Your assignment — Copy each record below faithfully, leaving out images.

Stored data START

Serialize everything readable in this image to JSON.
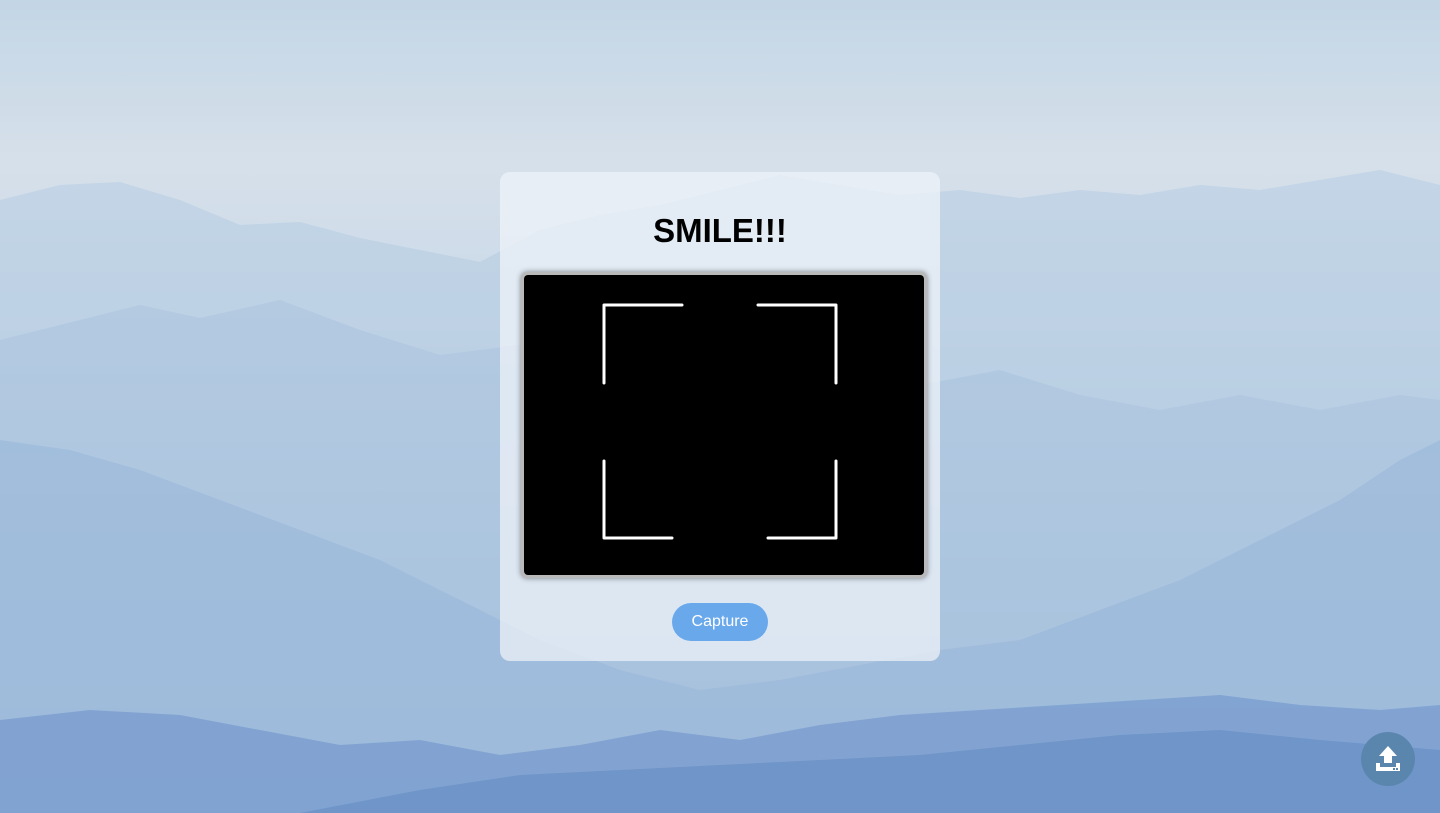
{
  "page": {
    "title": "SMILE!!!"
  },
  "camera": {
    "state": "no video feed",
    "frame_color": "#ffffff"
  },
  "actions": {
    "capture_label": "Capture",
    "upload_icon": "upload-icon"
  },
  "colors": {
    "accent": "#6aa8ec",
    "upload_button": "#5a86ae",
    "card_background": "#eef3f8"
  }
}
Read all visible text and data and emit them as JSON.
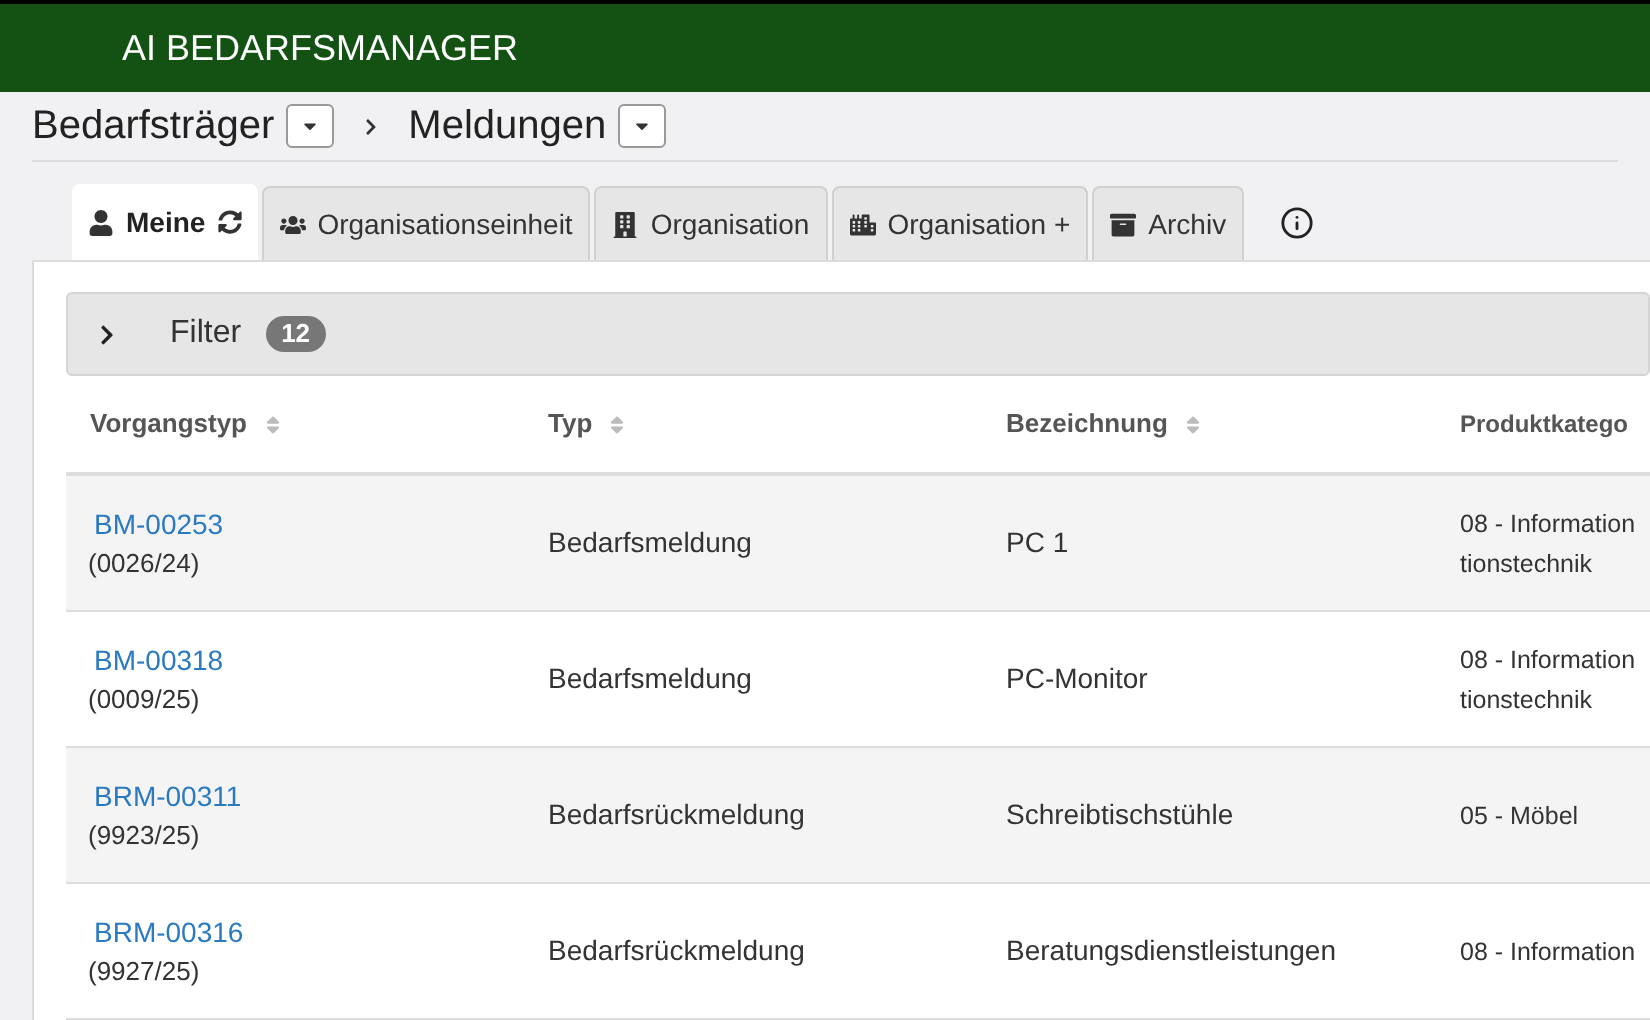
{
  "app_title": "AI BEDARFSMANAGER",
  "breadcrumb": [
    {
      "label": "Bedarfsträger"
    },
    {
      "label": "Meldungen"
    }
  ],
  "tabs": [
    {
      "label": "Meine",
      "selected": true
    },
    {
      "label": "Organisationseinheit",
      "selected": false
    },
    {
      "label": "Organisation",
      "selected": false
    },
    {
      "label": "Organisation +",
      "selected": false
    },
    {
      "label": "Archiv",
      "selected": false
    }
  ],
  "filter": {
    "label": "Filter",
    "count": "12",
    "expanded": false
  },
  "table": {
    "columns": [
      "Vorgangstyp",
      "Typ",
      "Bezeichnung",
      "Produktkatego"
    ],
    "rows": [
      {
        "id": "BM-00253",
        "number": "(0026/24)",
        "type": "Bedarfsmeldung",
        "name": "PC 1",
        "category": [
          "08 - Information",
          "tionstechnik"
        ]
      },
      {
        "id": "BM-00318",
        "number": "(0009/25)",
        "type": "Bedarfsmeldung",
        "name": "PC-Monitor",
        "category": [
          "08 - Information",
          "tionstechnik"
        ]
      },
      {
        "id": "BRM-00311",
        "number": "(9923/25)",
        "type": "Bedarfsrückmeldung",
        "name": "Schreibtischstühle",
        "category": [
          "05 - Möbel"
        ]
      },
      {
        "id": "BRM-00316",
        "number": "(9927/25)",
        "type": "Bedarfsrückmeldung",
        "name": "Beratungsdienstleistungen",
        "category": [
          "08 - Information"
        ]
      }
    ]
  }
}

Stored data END

Your response —
Serialize everything readable in this image to JSON.
{
  "page": {
    "title": "SMILE!!!"
  },
  "camera": {
    "state": "no video feed",
    "frame_color": "#ffffff"
  },
  "actions": {
    "capture_label": "Capture",
    "upload_icon": "upload-icon"
  },
  "colors": {
    "accent": "#6aa8ec",
    "upload_button": "#5a86ae",
    "card_background": "#eef3f8"
  }
}
Read all visible text and data and emit them as JSON.
{
  "app_title": "AI BEDARFSMANAGER",
  "breadcrumb": [
    {
      "label": "Bedarfsträger"
    },
    {
      "label": "Meldungen"
    }
  ],
  "tabs": [
    {
      "label": "Meine",
      "selected": true
    },
    {
      "label": "Organisationseinheit",
      "selected": false
    },
    {
      "label": "Organisation",
      "selected": false
    },
    {
      "label": "Organisation +",
      "selected": false
    },
    {
      "label": "Archiv",
      "selected": false
    }
  ],
  "filter": {
    "label": "Filter",
    "count": "12",
    "expanded": false
  },
  "table": {
    "columns": [
      "Vorgangstyp",
      "Typ",
      "Bezeichnung",
      "Produktkatego"
    ],
    "rows": [
      {
        "id": "BM-00253",
        "number": "(0026/24)",
        "type": "Bedarfsmeldung",
        "name": "PC 1",
        "category": [
          "08 - Information",
          "tionstechnik"
        ]
      },
      {
        "id": "BM-00318",
        "number": "(0009/25)",
        "type": "Bedarfsmeldung",
        "name": "PC-Monitor",
        "category": [
          "08 - Information",
          "tionstechnik"
        ]
      },
      {
        "id": "BRM-00311",
        "number": "(9923/25)",
        "type": "Bedarfsrückmeldung",
        "name": "Schreibtischstühle",
        "category": [
          "05 - Möbel"
        ]
      },
      {
        "id": "BRM-00316",
        "number": "(9927/25)",
        "type": "Bedarfsrückmeldung",
        "name": "Beratungsdienstleistungen",
        "category": [
          "08 - Information"
        ]
      }
    ]
  }
}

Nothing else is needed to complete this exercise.